━━━ DATASET ENTRIES

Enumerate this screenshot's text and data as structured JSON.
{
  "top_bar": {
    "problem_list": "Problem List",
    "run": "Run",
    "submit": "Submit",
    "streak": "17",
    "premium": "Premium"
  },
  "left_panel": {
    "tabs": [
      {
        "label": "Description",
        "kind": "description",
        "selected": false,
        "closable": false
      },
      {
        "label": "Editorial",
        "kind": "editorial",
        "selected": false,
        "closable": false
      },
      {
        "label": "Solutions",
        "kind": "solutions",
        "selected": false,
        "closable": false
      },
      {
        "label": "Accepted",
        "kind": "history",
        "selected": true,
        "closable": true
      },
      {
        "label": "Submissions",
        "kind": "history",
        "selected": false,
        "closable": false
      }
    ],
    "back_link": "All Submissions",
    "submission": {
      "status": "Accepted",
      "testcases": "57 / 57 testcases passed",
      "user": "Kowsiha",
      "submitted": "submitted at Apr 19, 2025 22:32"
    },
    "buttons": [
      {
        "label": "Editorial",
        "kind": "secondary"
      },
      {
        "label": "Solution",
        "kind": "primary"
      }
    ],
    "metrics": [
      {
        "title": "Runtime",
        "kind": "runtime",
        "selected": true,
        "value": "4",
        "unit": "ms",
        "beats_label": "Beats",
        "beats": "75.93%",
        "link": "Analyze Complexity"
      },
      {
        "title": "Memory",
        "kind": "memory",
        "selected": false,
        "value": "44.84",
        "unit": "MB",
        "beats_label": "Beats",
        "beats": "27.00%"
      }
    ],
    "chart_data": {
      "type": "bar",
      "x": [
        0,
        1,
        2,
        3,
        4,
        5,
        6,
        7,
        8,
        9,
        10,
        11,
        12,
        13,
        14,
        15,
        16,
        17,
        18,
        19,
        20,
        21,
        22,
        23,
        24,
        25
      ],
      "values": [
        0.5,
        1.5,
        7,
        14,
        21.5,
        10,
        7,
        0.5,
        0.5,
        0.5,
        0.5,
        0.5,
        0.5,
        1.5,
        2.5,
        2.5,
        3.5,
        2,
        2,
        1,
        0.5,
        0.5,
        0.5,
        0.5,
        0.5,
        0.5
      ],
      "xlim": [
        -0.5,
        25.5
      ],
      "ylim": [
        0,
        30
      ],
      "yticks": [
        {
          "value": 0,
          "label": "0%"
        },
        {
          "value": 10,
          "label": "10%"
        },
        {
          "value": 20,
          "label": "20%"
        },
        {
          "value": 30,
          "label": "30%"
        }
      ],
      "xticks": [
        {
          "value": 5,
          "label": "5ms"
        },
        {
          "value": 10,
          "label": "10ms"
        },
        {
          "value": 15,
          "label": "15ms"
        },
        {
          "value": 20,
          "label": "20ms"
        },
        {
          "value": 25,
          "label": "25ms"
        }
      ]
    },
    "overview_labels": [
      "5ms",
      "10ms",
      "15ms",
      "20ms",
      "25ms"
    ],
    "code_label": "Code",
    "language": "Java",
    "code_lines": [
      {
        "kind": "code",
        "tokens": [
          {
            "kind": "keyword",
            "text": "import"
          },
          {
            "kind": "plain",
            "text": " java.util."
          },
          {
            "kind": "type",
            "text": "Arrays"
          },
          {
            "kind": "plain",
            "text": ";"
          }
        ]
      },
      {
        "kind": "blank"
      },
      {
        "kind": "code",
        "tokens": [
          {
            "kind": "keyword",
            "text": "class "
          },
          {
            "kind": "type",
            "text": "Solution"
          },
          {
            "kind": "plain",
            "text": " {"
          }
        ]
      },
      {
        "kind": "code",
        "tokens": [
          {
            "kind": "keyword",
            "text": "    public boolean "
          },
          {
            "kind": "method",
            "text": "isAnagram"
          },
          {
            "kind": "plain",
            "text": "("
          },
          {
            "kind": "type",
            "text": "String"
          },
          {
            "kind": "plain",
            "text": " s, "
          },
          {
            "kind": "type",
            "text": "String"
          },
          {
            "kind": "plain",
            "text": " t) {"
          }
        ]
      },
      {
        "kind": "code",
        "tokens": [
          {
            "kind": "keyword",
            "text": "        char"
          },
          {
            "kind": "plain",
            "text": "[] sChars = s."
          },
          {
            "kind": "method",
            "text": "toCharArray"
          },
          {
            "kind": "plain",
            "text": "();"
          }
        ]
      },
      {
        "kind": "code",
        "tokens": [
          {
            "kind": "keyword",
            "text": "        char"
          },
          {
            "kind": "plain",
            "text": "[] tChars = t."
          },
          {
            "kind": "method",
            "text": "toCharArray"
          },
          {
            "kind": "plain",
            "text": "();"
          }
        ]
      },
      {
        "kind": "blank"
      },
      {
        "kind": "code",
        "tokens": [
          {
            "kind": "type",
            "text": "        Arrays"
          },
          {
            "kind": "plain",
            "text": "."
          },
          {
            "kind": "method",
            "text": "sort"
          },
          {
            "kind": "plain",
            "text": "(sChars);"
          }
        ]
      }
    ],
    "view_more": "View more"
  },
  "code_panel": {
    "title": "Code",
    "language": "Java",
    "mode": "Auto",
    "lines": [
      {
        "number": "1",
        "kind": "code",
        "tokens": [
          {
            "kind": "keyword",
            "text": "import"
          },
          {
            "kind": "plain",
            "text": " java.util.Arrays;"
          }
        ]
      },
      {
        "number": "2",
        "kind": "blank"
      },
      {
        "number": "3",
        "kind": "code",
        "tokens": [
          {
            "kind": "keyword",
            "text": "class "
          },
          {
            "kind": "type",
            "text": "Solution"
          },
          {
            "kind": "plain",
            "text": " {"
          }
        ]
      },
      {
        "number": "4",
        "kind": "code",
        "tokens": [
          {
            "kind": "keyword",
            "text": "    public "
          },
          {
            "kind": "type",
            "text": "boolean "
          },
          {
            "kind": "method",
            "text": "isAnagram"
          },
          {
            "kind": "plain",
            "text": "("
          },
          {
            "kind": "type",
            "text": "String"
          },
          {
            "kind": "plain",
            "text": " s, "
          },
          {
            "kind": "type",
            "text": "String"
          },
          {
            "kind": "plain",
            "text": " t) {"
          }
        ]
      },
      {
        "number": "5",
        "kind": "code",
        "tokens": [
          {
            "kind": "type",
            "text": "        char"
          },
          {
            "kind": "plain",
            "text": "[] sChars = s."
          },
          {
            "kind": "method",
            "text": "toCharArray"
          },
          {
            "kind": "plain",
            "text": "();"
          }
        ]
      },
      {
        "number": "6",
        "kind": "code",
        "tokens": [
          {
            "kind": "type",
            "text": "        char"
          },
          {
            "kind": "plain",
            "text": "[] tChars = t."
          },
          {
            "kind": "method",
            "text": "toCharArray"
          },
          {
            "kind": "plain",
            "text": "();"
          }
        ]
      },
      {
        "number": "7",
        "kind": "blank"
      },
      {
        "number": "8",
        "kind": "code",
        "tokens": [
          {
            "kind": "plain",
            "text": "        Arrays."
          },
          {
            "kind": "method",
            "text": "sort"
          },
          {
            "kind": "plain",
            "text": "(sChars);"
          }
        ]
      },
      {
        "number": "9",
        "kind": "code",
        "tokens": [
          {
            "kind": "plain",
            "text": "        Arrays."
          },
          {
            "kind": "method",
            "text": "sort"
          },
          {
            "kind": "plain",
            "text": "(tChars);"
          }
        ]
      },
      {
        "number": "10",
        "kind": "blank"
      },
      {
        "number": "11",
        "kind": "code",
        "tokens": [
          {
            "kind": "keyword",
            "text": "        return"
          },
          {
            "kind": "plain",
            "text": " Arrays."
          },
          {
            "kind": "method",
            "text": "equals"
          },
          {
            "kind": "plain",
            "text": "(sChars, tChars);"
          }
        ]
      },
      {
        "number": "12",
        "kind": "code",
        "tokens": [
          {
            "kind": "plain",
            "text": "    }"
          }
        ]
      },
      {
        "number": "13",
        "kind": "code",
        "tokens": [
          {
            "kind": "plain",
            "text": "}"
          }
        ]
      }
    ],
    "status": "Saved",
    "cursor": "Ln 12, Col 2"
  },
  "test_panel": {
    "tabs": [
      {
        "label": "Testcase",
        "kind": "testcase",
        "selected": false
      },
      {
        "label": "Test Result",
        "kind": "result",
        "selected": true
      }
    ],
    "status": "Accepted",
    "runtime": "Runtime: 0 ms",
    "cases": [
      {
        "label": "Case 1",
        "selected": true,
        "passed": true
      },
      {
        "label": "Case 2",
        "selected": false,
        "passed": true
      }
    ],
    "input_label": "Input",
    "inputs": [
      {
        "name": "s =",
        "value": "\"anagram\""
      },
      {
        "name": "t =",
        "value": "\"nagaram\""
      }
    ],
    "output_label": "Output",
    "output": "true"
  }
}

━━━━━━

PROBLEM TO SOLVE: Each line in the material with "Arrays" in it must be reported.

RESPONSE BELOW:
            "text": "Arrays"
            "text": "        Arrays"
            "text": " java.util.Arrays;"
            "text": "        Arrays."
            "text": "        Arrays."
            "text": " Arrays."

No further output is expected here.